It's important to recognize that some degree of memory decline is a normal part of the aging process. As we get older, our brains undergo natural changes, including a gradual decline in the efficiency of processing and retrieving information.
Factors Affecting Our Memory:
Neurological Changes: Aging is associated with structural and functional changes in the brain. For example, there may be a decrease in the number of neurons, changes in the connectivity between brain regions, and alterations in neurotransmitter levels, which can affect memory.
Decline in Attention: Older individuals may experience a decline in their ability to focus and sustain attention on tasks or information, which can make it more challenging to encode new memories effectively.
Working Memory Decline: Working memory, which is responsible for temporarily holding and manipulating information, tends to decline with age. This can affect a person's ability to juggle multiple pieces of information at once.
Slower Processing Speed: As people age, their cognitive processing speed tends to slow down.
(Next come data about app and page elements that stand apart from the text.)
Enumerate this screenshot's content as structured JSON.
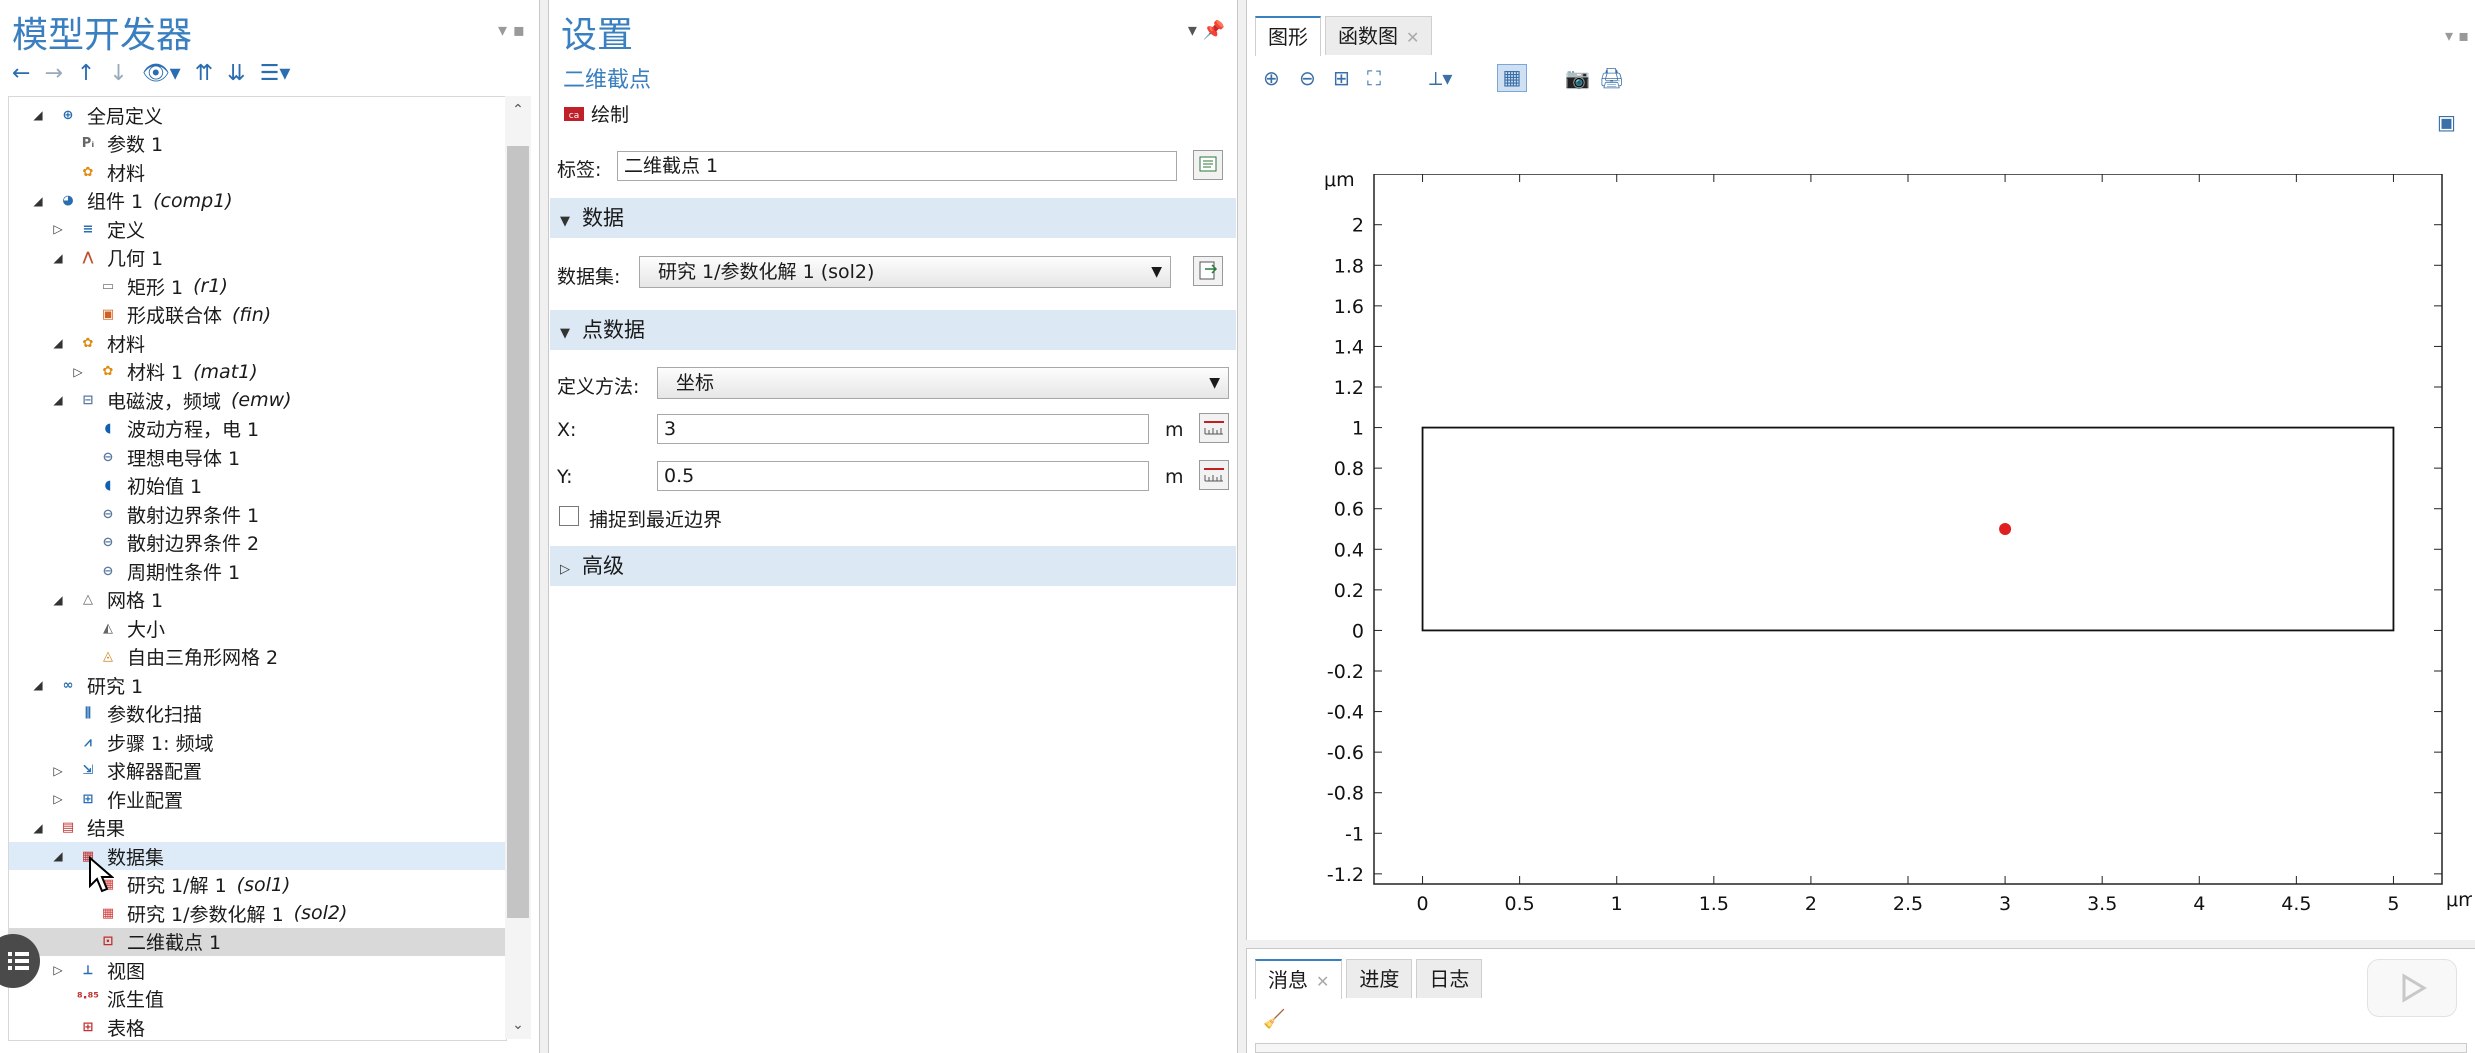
{
  "left_panel": {
    "title": "模型开发器",
    "tree": [
      {
        "label": "全局定义",
        "sub": "",
        "icon": "globe-icon"
      },
      {
        "label": "参数 1",
        "sub": "",
        "icon": "parameter-icon"
      },
      {
        "label": "材料",
        "sub": "",
        "icon": "material-icon"
      },
      {
        "label": "组件 1",
        "sub": "(comp1)",
        "icon": "component-icon"
      },
      {
        "label": "定义",
        "sub": "",
        "icon": "definitions-icon"
      },
      {
        "label": "几何 1",
        "sub": "",
        "icon": "geometry-icon"
      },
      {
        "label": "矩形 1",
        "sub": "(r1)",
        "icon": "rectangle-icon"
      },
      {
        "label": "形成联合体",
        "sub": "(fin)",
        "icon": "form-union-icon"
      },
      {
        "label": "材料",
        "sub": "",
        "icon": "material-icon"
      },
      {
        "label": "材料 1",
        "sub": "(mat1)",
        "icon": "material-icon"
      },
      {
        "label": "电磁波，频域",
        "sub": "(emw)",
        "icon": "physics-icon"
      },
      {
        "label": "波动方程，电 1",
        "sub": "",
        "icon": "domain-feature-icon"
      },
      {
        "label": "理想电导体 1",
        "sub": "",
        "icon": "boundary-feature-icon"
      },
      {
        "label": "初始值 1",
        "sub": "",
        "icon": "domain-feature-icon"
      },
      {
        "label": "散射边界条件 1",
        "sub": "",
        "icon": "boundary-feature-icon"
      },
      {
        "label": "散射边界条件 2",
        "sub": "",
        "icon": "boundary-feature-icon"
      },
      {
        "label": "周期性条件 1",
        "sub": "",
        "icon": "boundary-feature-icon"
      },
      {
        "label": "网格 1",
        "sub": "",
        "icon": "mesh-icon"
      },
      {
        "label": "大小",
        "sub": "",
        "icon": "mesh-size-icon"
      },
      {
        "label": "自由三角形网格 2",
        "sub": "",
        "icon": "free-triangular-icon"
      },
      {
        "label": "研究 1",
        "sub": "",
        "icon": "study-icon"
      },
      {
        "label": "参数化扫描",
        "sub": "",
        "icon": "parametric-sweep-icon"
      },
      {
        "label": "步骤 1: 频域",
        "sub": "",
        "icon": "frequency-domain-icon"
      },
      {
        "label": "求解器配置",
        "sub": "",
        "icon": "solver-configurations-icon"
      },
      {
        "label": "作业配置",
        "sub": "",
        "icon": "job-configurations-icon"
      },
      {
        "label": "结果",
        "sub": "",
        "icon": "results-icon"
      },
      {
        "label": "数据集",
        "sub": "",
        "icon": "datasets-icon"
      },
      {
        "label": "研究 1/解 1",
        "sub": "(sol1)",
        "icon": "solution-dataset-icon"
      },
      {
        "label": "研究 1/参数化解 1",
        "sub": "(sol2)",
        "icon": "solution-dataset-icon"
      },
      {
        "label": "二维截点 1",
        "sub": "",
        "icon": "cut-point-icon"
      },
      {
        "label": "视图",
        "sub": "",
        "icon": "views-icon"
      },
      {
        "label": "派生值",
        "sub": "",
        "icon": "derived-values-icon"
      },
      {
        "label": "表格",
        "sub": "",
        "icon": "tables-icon"
      }
    ]
  },
  "settings": {
    "title": "设置",
    "subtitle": "二维截点",
    "plot_button": "绘制",
    "label_caption": "标签:",
    "label_value": "二维截点 1",
    "section_data": "数据",
    "dataset_caption": "数据集:",
    "dataset_value": "研究 1/参数化解 1 (sol2)",
    "section_point_data": "点数据",
    "method_caption": "定义方法:",
    "method_value": "坐标",
    "x_caption": "X:",
    "x_value": "3",
    "x_unit": "m",
    "y_caption": "Y:",
    "y_value": "0.5",
    "y_unit": "m",
    "snap_label": "捕捉到最近边界",
    "snap_checked": false,
    "section_advanced": "高级"
  },
  "graphics": {
    "tabs": [
      {
        "label": "图形",
        "closable": false
      },
      {
        "label": "函数图",
        "closable": true
      }
    ]
  },
  "chart_data": {
    "type": "scatter",
    "xlabel": "μm",
    "ylabel": "μm",
    "xlim": [
      -0.25,
      5.25
    ],
    "ylim": [
      -1.25,
      2.25
    ],
    "x_ticks": [
      "0",
      "0.5",
      "1",
      "1.5",
      "2",
      "2.5",
      "3",
      "3.5",
      "4",
      "4.5",
      "5"
    ],
    "y_ticks": [
      "2",
      "1.8",
      "1.6",
      "1.4",
      "1.2",
      "1",
      "0.8",
      "0.6",
      "0.4",
      "0.2",
      "0",
      "-0.2",
      "-0.4",
      "-0.6",
      "-0.8",
      "-1",
      "-1.2"
    ],
    "shapes": [
      {
        "type": "rectangle",
        "x": [
          0,
          5
        ],
        "y": [
          0,
          1
        ]
      }
    ],
    "points": [
      {
        "x": 3,
        "y": 0.5,
        "color": "#e02020"
      }
    ]
  },
  "messages": {
    "tabs": [
      {
        "label": "消息",
        "closable": true
      },
      {
        "label": "进度",
        "closable": false
      },
      {
        "label": "日志",
        "closable": false
      }
    ]
  }
}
This can impact the ability to quickly access and retrieve information from memory.
Interference: The accumulation of memories and experiences over a lifetime can lead to interference, where new information may be confused with or overshadowed by similar, existing memories.
Stress and Anxiety: High levels of stress and anxiety can negatively impact memory performance, and these conditions may become more common with age.
Health Conditions: Certain medical conditions that become more prevalent with age, such as Alzheimer's disease and other forms of dementia, can lead to significant memory impairment.
Medications: Some medications prescribed for age-related health issues may have side effects that affect cognitive function and memory.
Lifestyle Factors: Factors like poor sleep, inadequate nutrition, sedentary lifestyle, and lack of mental stimulation can contribute to memory decline in older adults.
Psychological Factors: Depression, loneliness, and social isolation can affect cognitive function, including memory, in older individuals.
Note that while age-related memory changes are common, they are not uniform, and many older adults maintain good cognitive function well into their later years.
Engaging in activities that promote cognitive health, such as regular physical exercise, mental stimulation, a healthy diet, social engagement and adequate sleep, can help mitigate some of the age-related memory decline.
Additionally, seeking medical advice for any concerning memory changes is crucial to rule out underlying medical conditions.